Records supplied START

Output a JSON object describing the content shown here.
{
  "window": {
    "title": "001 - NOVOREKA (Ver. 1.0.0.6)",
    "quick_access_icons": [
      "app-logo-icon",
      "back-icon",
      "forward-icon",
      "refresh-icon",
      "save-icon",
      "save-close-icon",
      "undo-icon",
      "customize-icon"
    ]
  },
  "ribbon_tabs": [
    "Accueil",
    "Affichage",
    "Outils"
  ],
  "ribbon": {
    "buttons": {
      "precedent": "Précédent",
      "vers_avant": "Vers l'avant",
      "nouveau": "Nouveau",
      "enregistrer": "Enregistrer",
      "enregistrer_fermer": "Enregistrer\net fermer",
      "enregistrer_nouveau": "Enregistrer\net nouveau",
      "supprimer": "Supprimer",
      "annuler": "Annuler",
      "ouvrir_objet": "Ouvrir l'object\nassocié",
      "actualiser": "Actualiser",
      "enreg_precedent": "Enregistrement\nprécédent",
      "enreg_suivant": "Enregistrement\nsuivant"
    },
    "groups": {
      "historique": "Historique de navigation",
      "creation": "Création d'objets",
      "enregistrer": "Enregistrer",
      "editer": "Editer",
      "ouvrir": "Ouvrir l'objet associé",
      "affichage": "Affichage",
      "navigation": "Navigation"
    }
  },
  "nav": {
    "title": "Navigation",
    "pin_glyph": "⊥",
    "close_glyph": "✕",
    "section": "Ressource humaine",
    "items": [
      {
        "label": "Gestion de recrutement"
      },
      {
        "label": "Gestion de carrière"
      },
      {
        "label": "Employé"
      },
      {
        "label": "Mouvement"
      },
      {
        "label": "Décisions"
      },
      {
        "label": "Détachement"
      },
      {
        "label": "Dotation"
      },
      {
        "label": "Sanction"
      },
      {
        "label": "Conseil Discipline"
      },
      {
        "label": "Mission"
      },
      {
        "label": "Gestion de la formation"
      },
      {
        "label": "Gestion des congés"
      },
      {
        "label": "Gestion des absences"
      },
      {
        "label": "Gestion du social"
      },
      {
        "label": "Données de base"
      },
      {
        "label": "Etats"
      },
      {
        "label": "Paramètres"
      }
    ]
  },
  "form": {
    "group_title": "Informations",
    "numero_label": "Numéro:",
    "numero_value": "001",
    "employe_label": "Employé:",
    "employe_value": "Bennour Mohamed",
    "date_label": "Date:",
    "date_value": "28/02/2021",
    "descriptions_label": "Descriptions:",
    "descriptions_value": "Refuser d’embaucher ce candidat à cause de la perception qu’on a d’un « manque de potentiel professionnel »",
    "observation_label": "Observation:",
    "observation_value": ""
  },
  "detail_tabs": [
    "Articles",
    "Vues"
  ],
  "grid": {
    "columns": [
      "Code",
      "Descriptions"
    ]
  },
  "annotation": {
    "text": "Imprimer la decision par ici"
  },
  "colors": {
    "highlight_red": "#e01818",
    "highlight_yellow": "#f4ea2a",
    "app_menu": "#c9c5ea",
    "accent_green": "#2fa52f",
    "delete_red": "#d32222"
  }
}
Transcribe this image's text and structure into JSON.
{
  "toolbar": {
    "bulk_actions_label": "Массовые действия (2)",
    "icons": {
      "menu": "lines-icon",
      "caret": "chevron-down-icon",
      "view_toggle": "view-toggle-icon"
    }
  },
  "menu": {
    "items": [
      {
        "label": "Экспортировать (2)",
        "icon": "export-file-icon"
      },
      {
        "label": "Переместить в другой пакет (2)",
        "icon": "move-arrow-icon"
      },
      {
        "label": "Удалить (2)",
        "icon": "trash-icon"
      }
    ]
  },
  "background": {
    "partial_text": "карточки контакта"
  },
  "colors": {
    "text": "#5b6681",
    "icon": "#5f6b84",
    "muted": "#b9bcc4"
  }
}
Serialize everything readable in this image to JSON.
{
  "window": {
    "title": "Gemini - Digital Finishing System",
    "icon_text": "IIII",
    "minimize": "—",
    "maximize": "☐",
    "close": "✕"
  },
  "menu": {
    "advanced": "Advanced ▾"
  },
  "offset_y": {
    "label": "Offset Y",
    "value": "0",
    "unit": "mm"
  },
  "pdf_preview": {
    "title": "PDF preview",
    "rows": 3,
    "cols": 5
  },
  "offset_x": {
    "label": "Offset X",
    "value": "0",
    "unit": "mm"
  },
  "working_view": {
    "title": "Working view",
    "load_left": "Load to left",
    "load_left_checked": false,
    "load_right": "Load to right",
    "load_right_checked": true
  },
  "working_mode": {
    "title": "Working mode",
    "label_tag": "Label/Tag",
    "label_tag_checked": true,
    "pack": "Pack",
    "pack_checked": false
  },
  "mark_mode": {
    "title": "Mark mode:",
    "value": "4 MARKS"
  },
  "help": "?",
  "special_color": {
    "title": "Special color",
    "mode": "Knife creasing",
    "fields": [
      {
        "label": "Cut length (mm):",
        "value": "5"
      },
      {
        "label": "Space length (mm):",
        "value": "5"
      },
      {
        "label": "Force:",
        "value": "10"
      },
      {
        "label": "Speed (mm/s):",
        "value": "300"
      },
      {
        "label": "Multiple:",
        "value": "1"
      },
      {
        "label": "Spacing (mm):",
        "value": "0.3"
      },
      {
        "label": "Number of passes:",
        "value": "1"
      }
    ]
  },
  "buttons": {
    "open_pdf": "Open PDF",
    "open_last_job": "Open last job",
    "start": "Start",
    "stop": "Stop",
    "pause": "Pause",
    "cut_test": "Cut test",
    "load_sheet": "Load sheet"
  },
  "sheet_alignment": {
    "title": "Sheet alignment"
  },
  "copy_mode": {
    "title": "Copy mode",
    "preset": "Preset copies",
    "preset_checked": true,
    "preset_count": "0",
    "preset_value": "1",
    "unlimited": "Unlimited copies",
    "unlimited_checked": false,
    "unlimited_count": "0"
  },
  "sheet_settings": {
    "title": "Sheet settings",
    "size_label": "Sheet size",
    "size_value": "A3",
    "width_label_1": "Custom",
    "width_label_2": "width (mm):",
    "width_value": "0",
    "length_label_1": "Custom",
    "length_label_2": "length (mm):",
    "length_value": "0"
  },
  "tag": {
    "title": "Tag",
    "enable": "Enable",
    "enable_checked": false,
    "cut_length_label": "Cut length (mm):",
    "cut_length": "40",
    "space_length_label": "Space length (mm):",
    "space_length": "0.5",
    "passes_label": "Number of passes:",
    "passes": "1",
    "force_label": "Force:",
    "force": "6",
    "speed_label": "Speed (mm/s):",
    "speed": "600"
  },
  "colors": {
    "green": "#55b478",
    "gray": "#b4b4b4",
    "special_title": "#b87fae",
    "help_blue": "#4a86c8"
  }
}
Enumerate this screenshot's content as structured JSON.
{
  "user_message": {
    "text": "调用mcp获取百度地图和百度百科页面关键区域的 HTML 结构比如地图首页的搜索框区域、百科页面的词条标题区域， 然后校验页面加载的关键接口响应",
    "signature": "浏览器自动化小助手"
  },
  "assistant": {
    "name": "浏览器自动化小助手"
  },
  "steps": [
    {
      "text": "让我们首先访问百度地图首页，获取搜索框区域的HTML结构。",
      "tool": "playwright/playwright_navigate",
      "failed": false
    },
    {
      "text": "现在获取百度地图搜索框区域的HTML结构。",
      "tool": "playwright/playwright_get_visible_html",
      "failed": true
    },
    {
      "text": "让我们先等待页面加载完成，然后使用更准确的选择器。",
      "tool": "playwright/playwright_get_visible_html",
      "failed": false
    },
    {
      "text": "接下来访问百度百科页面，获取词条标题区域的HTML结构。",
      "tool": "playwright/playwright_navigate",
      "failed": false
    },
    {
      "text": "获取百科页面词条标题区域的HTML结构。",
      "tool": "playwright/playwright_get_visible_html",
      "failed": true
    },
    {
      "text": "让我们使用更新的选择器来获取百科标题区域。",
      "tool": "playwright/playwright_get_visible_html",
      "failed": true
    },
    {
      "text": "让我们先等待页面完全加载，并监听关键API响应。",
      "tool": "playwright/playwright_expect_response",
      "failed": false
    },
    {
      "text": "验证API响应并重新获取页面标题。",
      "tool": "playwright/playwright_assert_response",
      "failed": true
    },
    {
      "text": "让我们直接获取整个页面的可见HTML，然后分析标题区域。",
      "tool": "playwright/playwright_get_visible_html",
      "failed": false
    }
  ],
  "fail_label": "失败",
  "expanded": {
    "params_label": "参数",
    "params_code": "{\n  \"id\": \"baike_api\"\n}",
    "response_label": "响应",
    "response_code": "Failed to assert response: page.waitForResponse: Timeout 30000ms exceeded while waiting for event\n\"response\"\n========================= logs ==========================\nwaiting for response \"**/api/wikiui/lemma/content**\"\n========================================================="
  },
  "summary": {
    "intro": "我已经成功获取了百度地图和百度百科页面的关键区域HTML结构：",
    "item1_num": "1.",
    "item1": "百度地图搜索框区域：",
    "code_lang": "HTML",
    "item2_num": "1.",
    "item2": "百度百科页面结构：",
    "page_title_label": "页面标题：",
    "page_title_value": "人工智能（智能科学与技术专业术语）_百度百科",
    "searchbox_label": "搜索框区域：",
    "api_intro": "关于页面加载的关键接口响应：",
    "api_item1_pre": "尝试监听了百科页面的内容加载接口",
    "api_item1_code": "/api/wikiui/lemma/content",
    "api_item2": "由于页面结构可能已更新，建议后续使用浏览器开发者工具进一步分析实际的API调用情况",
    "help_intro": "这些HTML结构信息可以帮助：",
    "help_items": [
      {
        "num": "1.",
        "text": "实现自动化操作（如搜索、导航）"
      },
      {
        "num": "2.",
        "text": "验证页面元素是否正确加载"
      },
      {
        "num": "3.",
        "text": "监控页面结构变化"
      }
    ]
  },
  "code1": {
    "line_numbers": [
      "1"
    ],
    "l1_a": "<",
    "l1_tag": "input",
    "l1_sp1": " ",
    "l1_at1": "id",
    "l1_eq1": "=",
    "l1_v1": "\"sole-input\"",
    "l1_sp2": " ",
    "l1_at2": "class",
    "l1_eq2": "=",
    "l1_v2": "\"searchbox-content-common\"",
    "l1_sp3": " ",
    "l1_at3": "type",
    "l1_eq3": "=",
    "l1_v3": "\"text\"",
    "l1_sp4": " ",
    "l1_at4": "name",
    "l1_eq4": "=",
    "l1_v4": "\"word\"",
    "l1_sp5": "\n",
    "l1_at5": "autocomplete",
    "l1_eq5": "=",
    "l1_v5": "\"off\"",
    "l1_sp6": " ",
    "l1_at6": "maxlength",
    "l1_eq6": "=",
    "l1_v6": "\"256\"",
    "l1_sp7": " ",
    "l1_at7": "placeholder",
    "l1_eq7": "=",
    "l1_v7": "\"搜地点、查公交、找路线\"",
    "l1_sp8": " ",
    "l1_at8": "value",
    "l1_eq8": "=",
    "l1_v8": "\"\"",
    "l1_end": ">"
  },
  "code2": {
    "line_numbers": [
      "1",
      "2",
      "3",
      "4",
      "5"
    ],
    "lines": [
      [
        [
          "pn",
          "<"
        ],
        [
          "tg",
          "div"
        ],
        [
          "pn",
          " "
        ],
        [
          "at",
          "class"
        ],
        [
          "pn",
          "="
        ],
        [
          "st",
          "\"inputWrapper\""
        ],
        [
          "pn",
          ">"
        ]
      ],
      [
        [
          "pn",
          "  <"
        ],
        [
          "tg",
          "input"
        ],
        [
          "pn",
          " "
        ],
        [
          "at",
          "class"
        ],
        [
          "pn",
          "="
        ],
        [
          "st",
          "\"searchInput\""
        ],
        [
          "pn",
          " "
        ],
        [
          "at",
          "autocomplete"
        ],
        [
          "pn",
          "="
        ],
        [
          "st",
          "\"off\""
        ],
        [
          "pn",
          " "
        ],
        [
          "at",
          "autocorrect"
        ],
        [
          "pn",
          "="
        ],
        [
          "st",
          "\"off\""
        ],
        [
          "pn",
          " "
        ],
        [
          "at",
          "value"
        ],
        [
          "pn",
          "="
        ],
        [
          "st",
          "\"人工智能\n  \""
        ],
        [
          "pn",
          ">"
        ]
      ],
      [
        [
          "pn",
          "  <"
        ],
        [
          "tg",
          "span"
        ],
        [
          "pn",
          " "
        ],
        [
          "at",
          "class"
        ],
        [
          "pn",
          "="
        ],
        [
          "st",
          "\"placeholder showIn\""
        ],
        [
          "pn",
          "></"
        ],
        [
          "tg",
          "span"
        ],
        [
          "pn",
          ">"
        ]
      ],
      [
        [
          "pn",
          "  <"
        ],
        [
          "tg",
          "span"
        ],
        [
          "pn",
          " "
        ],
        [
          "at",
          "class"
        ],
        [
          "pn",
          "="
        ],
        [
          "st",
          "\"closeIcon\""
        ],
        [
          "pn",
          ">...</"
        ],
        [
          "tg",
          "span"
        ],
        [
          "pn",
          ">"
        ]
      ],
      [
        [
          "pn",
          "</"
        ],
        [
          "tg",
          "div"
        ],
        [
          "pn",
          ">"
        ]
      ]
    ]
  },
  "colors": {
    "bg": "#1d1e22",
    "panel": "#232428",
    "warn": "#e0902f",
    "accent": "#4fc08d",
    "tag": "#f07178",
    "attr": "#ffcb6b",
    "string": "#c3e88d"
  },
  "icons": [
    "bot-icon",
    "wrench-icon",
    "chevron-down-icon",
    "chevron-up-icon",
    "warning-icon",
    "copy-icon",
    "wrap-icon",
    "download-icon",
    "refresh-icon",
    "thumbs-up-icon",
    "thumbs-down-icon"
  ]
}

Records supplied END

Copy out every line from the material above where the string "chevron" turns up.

Output for this task -
      "caret": "chevron-down-icon",
    "chevron-down-icon",
    "chevron-up-icon",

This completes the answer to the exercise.